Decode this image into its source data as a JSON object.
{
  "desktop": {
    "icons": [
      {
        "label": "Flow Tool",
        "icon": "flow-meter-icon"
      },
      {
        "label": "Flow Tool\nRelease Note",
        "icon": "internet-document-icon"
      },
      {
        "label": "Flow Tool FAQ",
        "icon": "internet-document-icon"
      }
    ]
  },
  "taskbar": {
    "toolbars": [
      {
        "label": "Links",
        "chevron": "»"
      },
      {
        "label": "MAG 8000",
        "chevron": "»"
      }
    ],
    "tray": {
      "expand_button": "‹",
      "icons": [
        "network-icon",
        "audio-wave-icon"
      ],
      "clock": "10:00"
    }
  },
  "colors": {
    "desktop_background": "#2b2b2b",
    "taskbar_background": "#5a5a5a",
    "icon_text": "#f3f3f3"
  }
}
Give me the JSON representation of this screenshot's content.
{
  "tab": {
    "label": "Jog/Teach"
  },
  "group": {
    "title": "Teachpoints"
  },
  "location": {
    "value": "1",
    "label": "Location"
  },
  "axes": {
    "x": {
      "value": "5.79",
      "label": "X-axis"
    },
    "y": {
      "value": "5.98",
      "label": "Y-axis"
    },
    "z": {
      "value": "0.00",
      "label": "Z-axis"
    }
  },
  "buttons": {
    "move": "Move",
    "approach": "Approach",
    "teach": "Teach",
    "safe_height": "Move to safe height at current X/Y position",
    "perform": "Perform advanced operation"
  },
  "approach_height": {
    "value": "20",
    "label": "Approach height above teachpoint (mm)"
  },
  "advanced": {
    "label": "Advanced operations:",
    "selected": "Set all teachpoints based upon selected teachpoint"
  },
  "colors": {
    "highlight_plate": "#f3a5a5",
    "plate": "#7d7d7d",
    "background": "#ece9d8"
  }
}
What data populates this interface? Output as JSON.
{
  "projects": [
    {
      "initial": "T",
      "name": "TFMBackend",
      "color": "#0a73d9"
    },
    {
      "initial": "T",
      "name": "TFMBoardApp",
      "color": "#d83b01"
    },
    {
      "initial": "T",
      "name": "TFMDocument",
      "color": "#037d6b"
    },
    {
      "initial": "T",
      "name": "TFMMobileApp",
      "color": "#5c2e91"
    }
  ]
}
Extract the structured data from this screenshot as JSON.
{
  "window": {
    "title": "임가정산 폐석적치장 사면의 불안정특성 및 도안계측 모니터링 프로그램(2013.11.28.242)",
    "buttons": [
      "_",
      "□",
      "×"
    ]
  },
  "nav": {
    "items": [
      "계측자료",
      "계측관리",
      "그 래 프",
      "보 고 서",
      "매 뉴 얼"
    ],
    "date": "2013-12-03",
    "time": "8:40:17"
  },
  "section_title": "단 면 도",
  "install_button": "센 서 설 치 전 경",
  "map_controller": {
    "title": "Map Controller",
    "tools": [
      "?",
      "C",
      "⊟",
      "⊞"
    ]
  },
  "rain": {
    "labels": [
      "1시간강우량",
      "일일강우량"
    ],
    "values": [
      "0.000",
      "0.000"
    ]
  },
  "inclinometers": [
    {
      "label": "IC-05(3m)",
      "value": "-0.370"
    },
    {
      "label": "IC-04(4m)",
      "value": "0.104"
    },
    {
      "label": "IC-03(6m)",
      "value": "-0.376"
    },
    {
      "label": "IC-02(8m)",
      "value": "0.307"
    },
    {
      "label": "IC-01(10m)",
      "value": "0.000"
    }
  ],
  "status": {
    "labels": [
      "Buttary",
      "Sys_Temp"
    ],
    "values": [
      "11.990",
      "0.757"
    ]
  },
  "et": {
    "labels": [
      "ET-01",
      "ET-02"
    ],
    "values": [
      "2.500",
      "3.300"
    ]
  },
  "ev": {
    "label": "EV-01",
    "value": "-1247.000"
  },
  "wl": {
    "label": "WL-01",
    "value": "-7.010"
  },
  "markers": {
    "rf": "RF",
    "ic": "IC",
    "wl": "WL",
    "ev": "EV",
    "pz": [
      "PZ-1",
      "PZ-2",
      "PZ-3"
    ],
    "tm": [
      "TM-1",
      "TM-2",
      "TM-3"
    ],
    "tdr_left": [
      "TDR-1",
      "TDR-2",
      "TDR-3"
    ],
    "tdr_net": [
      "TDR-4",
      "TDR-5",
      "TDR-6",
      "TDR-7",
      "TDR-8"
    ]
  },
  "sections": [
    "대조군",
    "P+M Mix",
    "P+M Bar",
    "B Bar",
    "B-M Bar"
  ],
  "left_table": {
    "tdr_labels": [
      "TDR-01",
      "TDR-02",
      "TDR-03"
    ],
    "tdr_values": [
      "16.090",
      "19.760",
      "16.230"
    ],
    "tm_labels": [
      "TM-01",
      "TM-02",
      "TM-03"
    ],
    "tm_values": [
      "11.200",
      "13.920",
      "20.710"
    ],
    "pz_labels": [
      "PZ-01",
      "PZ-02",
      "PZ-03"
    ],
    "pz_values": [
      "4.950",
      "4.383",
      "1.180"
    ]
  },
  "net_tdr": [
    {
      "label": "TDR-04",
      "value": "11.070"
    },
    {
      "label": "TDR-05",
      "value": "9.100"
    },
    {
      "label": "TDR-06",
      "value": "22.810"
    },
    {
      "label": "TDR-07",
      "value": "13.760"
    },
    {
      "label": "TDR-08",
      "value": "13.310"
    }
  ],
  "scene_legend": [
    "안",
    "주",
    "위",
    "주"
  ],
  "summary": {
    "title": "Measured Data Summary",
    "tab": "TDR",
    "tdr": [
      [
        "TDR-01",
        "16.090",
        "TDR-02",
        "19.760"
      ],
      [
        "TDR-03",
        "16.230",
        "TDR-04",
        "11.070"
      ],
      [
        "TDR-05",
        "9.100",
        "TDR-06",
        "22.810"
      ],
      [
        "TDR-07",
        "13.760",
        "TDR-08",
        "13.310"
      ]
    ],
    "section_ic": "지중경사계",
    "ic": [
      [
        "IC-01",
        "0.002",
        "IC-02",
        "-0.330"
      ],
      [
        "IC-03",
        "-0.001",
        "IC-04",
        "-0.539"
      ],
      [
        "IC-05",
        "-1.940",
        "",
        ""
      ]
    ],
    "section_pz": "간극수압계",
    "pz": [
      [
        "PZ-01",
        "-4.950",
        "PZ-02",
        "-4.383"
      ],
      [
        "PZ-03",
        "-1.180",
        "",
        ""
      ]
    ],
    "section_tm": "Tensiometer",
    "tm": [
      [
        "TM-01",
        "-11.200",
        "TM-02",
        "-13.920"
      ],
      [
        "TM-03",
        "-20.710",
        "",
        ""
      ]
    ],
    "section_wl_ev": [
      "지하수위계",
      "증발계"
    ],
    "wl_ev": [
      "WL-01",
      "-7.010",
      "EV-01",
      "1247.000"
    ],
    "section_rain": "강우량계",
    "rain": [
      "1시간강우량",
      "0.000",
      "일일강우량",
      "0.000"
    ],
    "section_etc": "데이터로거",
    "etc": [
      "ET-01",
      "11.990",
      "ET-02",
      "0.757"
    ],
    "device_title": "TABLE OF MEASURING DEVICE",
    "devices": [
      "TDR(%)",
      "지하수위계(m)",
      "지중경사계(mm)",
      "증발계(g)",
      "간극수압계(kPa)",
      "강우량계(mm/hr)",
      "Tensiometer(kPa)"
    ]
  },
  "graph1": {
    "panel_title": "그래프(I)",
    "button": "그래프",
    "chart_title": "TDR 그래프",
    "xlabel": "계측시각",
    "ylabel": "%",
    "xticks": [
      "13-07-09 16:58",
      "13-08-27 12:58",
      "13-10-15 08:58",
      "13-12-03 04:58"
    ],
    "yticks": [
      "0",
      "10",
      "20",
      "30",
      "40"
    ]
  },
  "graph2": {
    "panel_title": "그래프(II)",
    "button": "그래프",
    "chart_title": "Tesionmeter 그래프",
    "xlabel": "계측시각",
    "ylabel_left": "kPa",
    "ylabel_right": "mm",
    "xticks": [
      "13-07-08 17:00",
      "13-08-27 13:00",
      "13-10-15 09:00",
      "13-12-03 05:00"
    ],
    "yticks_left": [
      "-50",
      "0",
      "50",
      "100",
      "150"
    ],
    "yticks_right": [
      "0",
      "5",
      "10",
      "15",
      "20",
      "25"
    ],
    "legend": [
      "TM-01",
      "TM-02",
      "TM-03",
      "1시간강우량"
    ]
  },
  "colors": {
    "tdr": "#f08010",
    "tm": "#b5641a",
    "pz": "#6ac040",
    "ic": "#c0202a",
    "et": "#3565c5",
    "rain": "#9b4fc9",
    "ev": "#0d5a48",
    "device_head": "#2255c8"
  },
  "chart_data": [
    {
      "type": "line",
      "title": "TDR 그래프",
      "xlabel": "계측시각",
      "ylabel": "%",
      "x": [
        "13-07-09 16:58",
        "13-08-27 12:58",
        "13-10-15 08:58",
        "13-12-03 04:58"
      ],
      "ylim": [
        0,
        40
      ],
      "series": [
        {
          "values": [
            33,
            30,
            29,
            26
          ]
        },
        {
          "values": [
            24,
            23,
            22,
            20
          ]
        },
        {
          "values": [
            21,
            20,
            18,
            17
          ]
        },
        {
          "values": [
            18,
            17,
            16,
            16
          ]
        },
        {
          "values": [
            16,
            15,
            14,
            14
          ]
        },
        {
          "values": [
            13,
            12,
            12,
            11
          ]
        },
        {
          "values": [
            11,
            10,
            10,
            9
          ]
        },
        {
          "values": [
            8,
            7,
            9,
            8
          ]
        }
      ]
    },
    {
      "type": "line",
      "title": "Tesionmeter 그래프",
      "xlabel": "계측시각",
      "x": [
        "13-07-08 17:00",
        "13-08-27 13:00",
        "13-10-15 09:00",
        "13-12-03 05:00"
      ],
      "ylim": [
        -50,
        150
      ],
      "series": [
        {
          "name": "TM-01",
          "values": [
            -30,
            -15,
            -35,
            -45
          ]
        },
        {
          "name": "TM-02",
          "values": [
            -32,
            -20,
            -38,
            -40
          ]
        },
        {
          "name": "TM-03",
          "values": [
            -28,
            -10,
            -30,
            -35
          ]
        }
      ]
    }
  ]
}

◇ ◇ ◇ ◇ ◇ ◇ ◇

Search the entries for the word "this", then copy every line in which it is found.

Decode this image into its source data as a JSON object.
Give me the JSON representation of this screenshot's content.
What data populates this interface? Output as JSON.
Extract the structured data from this screenshot as JSON.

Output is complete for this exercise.